**Exercise**
In the records below, pick out all lines containing the word "Databound".

Stored data

━━━━━━━━━━

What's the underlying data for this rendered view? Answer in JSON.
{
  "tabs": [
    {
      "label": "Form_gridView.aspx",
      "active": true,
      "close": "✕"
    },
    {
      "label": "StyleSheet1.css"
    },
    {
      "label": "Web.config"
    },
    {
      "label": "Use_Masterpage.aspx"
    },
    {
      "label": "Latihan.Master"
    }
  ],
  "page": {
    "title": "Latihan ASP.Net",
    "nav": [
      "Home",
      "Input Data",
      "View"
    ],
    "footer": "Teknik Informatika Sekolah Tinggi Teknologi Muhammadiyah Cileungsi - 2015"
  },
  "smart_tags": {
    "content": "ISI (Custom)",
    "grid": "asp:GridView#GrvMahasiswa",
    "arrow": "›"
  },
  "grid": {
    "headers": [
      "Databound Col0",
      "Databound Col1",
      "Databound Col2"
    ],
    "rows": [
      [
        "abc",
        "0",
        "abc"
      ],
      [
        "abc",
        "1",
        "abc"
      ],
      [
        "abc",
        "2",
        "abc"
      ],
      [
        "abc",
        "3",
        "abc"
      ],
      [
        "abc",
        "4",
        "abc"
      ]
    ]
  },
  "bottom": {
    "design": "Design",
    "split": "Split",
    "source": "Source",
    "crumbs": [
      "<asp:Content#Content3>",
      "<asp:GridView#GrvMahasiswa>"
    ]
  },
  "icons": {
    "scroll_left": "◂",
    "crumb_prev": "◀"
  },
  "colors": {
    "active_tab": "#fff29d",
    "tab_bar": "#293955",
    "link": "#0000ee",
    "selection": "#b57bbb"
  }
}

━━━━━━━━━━

**Response for this exercise**
      "Databound Col0",
      "Databound Col1",
      "Databound Col2"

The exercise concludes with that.